We have a number of budgeting tools that can help you put together a budget and manage your money better. Here are 5 of our most popular budgeting resources. Start with whatever one grabs your interest or seems like it might work for you.
Here is our highly requested 7 step workbook that helps tens of thousands of people develop a personal budget every year. It can work for you too.
If you wish to receive a printed version of this workbook, please contact us to obtain a copy.
A lot of people wonder how much of their income they should spend on their home, vehicle, groceries, clothes, etc. Below are some guidelines to give you a general idea and provide you with a starting point for your budget. Based on your income, family circumstances, and the part of the country you live in, your allocations may be very different.
To work with these budgeting guidelines, begin by developing your budget with the money you have available after government deductions from your pay cheque, but before voluntary deductions such as RRSPs, pensions, or other savings. If you have expenses such as high debt payments, childcare, school expenses, or giving, you will need to reduce your spending in other areas to allow for these higher expenses.
These guidelines have been created for someone who really needs to put together a tight budget. If finances aren't strained in your household, you can decide to be more relaxed and go beyond the guidelines in areas as long as you're doing two things:
The category in these guidelines that people will most commonly exceed is the Personal & Discretionary expense category. The guidelines suggest you spend 5 - 10% of your income in this category. However, if you happen to have young children in daycare, have high education costs, take nice vacations, tithe, or have hobbies or recreational interests that aren't cheap, you'll quickly exceed the suggested maximum for this category. Please know there is nothing wrong with exceeding this limit as long as your budget balances (your expenses don't exceed your income).
You may also notice that if you spend the maximum amount in every category, you'll exceed 100% of your income. These guidelines are only recommended ranges. Life is all about choices, but you can't choose the maximum amount in all spending categories. Spending more in one category may mean that you'll have to cut back in another category to make your budget balance. If you live in Canada's far north or in a city where homes are very expensive, you may have to cut back more than an average Canadian would in certain categories in order to afford your higher living costs. In these cases, you will most likely exceed the suggested maximum guidelines for Food or Housing.
To make things easier for you, we've incorporated these budgeting guidelines into an Excel Budget Calculator Worksheet that calculates all these categories for you, lets you know how your budget is comparing to them, and guides you as you create a budget. You can download it below.
To make budgeting easier and more fun, we've created a budget calculator that guides you as you create your own budget. It makes suggestions and warns you if you appear to be spending too much money in any area of your budget. Once you're done, it can take a look at your budget and see if it can find any ways for your to improve your spending plan or save some money.
The budget calculator is also a personal budget template that can be used just as easily for household or family budgets.
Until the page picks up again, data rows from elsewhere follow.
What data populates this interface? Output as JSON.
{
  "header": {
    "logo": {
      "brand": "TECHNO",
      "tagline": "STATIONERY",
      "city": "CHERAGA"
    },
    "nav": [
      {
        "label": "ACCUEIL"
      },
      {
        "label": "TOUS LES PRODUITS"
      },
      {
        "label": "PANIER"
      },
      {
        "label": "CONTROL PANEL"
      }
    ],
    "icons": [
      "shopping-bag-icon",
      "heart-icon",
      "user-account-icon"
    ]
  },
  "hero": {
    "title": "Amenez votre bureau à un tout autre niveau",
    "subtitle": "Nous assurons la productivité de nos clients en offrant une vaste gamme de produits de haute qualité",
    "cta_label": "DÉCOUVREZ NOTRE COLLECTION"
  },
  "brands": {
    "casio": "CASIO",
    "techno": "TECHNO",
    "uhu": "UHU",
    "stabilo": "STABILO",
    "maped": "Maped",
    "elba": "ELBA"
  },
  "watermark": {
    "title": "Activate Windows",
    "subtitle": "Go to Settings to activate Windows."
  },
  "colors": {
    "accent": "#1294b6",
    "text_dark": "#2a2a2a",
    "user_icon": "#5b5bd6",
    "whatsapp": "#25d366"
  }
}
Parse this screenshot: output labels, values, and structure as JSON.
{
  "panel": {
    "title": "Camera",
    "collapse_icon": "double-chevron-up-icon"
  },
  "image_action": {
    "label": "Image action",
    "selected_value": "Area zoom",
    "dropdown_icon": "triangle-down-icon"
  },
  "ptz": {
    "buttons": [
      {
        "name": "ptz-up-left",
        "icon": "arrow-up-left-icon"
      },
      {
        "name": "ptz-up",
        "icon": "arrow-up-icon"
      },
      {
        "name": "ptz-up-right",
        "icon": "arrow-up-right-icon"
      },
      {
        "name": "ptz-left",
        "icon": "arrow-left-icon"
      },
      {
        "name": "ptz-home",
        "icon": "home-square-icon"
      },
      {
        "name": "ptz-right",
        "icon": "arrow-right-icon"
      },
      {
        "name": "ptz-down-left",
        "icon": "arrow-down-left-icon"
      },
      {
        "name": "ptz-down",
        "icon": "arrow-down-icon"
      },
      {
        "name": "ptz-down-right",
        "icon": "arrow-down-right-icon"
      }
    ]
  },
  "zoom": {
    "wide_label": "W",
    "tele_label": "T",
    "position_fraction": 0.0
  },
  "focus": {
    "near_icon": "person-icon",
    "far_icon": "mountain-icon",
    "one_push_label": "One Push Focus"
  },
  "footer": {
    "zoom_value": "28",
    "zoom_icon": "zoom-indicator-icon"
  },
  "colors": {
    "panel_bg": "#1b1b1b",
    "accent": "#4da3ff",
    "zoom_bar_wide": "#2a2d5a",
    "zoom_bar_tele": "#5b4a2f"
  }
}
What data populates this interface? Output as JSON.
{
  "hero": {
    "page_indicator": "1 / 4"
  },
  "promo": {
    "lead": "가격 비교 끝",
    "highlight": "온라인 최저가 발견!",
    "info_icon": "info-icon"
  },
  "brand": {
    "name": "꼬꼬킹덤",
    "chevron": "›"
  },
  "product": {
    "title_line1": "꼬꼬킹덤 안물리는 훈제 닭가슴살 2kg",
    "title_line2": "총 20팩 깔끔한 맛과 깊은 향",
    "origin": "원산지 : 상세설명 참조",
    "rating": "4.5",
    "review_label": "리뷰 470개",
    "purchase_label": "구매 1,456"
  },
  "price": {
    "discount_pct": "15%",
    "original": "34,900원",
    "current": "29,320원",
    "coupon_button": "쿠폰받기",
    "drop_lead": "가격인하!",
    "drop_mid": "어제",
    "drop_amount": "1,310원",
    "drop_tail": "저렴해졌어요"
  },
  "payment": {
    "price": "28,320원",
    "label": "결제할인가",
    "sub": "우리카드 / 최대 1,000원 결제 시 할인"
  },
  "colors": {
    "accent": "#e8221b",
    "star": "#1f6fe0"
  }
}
You can download it to your home computer for use in Excel (on a PC), Numbers (on a Mac), or Open Office (if you don't have Excel or Numbers).
Sometimes the easiest way to learn is to have someone show you how to do something. That's what we do with our online budget workshops - which we refer to as webinars. We have 10 Financial Educators across Canada. Half a dozen times a week or more our Educators will host webinars on various budgeting and personal finance topics to help Canadians learn to get more out of their money and their credit. The topics they often cover include:
To see when webinars are taking place that you might like to attend, check out the webinar schedule, and register to attend any that are of interest to you.
Tracking where your money is going is the process of writing down what you spend. You may use a little notebook to do this, a spreadsheet, an app on your phone or tablet, or other software programs. You may track as you spend money or you might collect receipts and track at the end of the day or week. Regardless of which method you choose, the purpose is the same; you want to see what you’re spending your money on so that you can make some decisions about how to spend it more wisely.
If you want to personalize your tracking and you like using Excel, try this comprehensive expense category Excel worksheet. Rename any category to make tracking easier.
If you want to track your spending by writing down your expenses, download this handy Monthly Expense Tracker booklet and print some copies.
If you'd like some help with your budget - or help creating one - one of our budgeting experts would be happy to help you. All of our Credit Counsellors have tremendous expertise at helping people create and fine-tune budgets to get the most out of their money and achieve their financial goals.
If you're struggling with your finances right now, putting together a realistic budget is the very best place to start, but we don't stop there. One of our Credit Counsellors can also help you explore all your options to get your finances back on track and help you put together a plan to get out of debt.
You can meet with a Credit Counsellor in person or over the phone - whichever option is better for you. Call us today. We're here to help you. Speaking with our Counsellors is always free, non-judgmental, and completely confidential.